__Assigned task__. Copy out the data word for word. The images are not part of the copy.

*** Opening of Supplied information ***

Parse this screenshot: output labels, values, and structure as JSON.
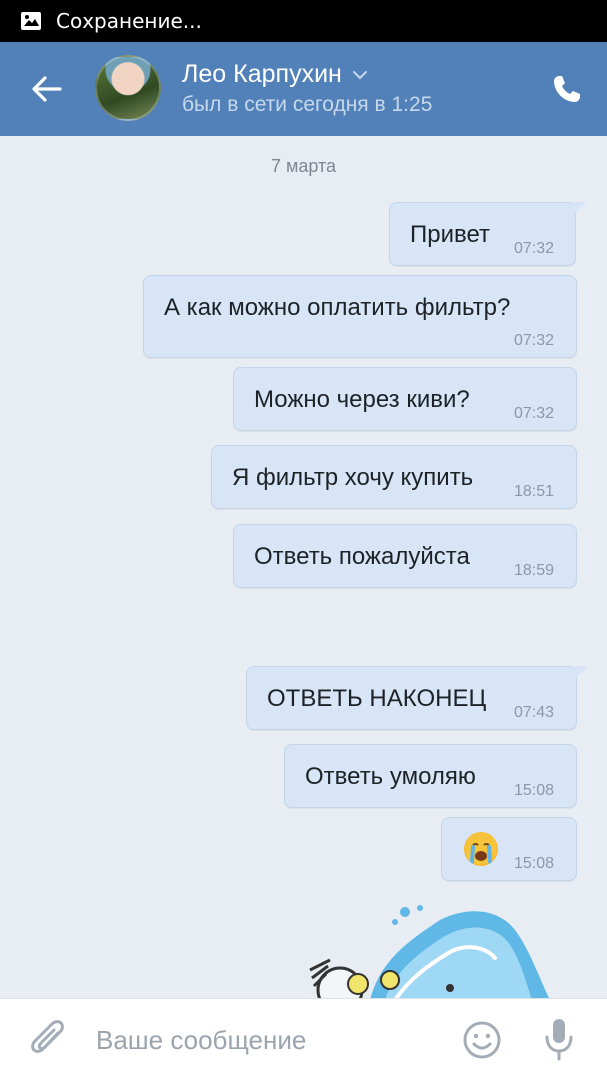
{
  "status_bar": {
    "text": "Сохранение...",
    "icon": "image-icon"
  },
  "header": {
    "back_icon": "arrow-left-icon",
    "contact_name": "Лео Карпухин",
    "contact_status": "был в сети сегодня в 1:25",
    "call_icon": "phone-icon",
    "accent_color": "#5181b8"
  },
  "chat": {
    "date_separator": "7 марта",
    "messages": [
      {
        "text": "Привет",
        "time": "07:32"
      },
      {
        "text": "А как можно оплатить фильтр?",
        "time": "07:32"
      },
      {
        "text": "Можно через киви?",
        "time": "07:32"
      },
      {
        "text": "Я фильтр хочу купить",
        "time": "18:51"
      },
      {
        "text": "Ответь пожалуйста",
        "time": "18:59"
      },
      {
        "text": "ОТВЕТЬ НАКОНЕЦ",
        "time": "07:43"
      },
      {
        "text": "Ответь умоляю",
        "time": "15:08"
      },
      {
        "emoji": "crying-face-emoji",
        "time": "15:08"
      }
    ],
    "bubble_color": "#d7e5f6",
    "sticker": "water-splash-sticker"
  },
  "composer": {
    "attach_icon": "paperclip-icon",
    "placeholder": "Ваше сообщение",
    "emoji_icon": "smile-icon",
    "mic_icon": "microphone-icon"
  }
}
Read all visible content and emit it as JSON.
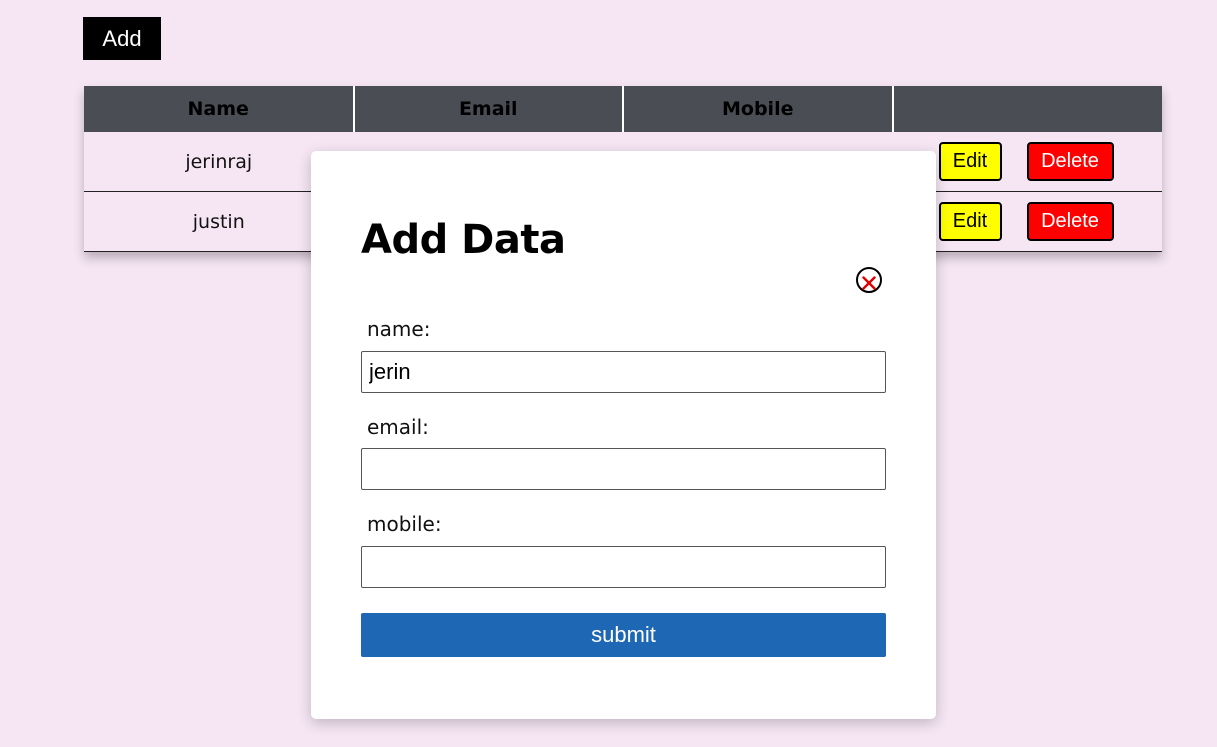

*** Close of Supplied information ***

__Your response__.
Parse this screenshot: output labels, values, and structure as JSON.
{
  "status_bar": {
    "text": "Сохранение...",
    "icon": "image-icon"
  },
  "header": {
    "back_icon": "arrow-left-icon",
    "contact_name": "Лео Карпухин",
    "contact_status": "был в сети сегодня в 1:25",
    "call_icon": "phone-icon",
    "accent_color": "#5181b8"
  },
  "chat": {
    "date_separator": "7 марта",
    "messages": [
      {
        "text": "Привет",
        "time": "07:32"
      },
      {
        "text": "А как можно оплатить фильтр?",
        "time": "07:32"
      },
      {
        "text": "Можно через киви?",
        "time": "07:32"
      },
      {
        "text": "Я фильтр хочу купить",
        "time": "18:51"
      },
      {
        "text": "Ответь пожалуйста",
        "time": "18:59"
      },
      {
        "text": "ОТВЕТЬ НАКОНЕЦ",
        "time": "07:43"
      },
      {
        "text": "Ответь умоляю",
        "time": "15:08"
      },
      {
        "emoji": "crying-face-emoji",
        "time": "15:08"
      }
    ],
    "bubble_color": "#d7e5f6",
    "sticker": "water-splash-sticker"
  },
  "composer": {
    "attach_icon": "paperclip-icon",
    "placeholder": "Ваше сообщение",
    "emoji_icon": "smile-icon",
    "mic_icon": "microphone-icon"
  }
}
Read all visible content and emit it as JSON.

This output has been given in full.